First-year student Kate Moe led a session on inspiration porn and ideology about people with disabilities. Despite only being in her second semester at Whitman, Moe masterfully engaged the audience in thoughtful dialogue about deeply ingrained perceptions of people with disabilities. The audience was prompted to examine the impact of able-bodied individuals speaking on behalf of people with disabilities. As part of her discussion, she reframed the ideology to ask the audience: “Why do some folks find inspiration in people with disabilities for simply living their lives?”
Social Movements, Entrepreneurship and Mental Health in BIPOC Communities
At age 15, Edgar Tarimo founded Green Venture Tanzania, a company that recycles plastic waste and turns it into affordable construction materials in effort to build houses while promoting environmental sustainability. Now a first-year student at Whitman, Tarimo discussed the obstacles BIPOC-owned businesses face including the lack of financial support and he dove into the psychological toll BIPOC face when starting and running a business.
Social and Financial Barriers for First Generation/Working Class Students

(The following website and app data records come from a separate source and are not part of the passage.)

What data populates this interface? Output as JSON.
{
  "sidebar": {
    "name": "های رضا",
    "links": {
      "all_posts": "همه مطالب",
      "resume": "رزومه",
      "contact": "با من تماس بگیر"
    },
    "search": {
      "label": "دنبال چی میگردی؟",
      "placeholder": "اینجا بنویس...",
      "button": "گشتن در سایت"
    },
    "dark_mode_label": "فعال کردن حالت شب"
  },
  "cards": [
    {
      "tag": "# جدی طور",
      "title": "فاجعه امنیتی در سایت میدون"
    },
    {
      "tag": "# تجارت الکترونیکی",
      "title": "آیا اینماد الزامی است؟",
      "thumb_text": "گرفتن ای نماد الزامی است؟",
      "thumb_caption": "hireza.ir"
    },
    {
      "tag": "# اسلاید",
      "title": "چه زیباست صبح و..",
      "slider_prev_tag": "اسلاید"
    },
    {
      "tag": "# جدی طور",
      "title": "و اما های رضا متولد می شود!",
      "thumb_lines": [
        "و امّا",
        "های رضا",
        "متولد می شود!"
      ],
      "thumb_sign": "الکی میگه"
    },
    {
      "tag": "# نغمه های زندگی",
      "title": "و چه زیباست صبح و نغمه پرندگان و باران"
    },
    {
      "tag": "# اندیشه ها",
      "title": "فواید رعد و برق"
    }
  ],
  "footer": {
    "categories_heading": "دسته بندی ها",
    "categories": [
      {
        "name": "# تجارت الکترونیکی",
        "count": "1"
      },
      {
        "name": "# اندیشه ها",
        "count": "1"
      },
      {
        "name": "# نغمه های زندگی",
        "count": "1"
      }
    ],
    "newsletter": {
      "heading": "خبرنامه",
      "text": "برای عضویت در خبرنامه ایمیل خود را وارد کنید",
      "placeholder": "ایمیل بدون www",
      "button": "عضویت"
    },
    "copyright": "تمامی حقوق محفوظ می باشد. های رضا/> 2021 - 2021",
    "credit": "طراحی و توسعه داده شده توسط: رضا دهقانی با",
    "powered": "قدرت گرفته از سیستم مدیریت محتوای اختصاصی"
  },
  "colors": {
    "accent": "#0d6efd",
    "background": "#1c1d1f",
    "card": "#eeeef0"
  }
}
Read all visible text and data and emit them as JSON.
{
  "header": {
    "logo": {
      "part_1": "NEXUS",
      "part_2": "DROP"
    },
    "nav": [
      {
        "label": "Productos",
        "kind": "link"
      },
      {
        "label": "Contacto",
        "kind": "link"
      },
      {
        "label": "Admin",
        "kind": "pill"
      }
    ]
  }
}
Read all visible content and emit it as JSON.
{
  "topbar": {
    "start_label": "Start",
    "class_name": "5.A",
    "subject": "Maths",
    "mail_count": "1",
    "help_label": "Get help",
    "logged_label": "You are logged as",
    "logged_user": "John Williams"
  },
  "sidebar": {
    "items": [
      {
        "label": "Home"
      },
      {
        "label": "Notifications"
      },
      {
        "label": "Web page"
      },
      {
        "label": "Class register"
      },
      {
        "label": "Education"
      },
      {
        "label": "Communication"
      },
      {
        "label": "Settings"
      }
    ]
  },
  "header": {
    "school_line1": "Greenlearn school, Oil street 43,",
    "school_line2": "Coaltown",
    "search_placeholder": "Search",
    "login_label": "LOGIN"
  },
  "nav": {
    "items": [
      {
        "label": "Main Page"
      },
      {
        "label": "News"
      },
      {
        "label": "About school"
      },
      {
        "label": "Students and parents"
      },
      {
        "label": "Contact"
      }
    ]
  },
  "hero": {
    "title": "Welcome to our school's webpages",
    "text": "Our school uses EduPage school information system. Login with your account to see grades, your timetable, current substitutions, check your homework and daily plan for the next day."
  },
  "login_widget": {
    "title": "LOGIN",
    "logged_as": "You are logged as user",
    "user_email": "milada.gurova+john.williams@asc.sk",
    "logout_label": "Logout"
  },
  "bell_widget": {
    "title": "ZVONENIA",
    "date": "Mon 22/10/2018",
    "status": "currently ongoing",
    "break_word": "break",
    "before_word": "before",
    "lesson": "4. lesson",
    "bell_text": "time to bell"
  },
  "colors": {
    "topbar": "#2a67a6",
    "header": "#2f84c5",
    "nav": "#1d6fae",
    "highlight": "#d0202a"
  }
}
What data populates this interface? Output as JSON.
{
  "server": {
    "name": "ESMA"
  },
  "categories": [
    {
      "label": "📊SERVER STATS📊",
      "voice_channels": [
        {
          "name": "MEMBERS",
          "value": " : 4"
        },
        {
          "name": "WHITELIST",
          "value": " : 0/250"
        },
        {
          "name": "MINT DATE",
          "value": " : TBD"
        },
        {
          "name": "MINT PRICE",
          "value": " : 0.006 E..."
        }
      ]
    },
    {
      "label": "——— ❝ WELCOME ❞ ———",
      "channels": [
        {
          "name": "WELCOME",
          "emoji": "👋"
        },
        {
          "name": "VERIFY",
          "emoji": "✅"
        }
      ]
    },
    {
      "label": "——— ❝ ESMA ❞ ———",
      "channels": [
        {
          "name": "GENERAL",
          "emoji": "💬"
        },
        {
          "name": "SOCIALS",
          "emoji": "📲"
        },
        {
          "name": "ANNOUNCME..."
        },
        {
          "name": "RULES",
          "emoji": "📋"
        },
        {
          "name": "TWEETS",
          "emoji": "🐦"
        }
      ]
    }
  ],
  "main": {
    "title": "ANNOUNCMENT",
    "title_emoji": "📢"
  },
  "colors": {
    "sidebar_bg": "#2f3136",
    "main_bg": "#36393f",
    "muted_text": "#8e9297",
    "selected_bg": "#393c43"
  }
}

Tatiana Villegas, a junior sociology-environmental studies major, introduced a panel of students who described their experience of alienation and intimidation as First Generation/Working Class (FG/WC) students. Villegas is the 2021-2022 First-Generation and Mentoring Inclusion Fellow at Whitman’s Intercultural Center.
Sophomore Eleshaday Abraha, juniors Eboni Haynes and Elio Van Gorden, and first-year Elle Palmer (pictured left to right) spoke about the difficulties of being FG/WC students at Whitman. The group shared their experiences in the hopes of empowering other students and educating the greater community on the adversity they face.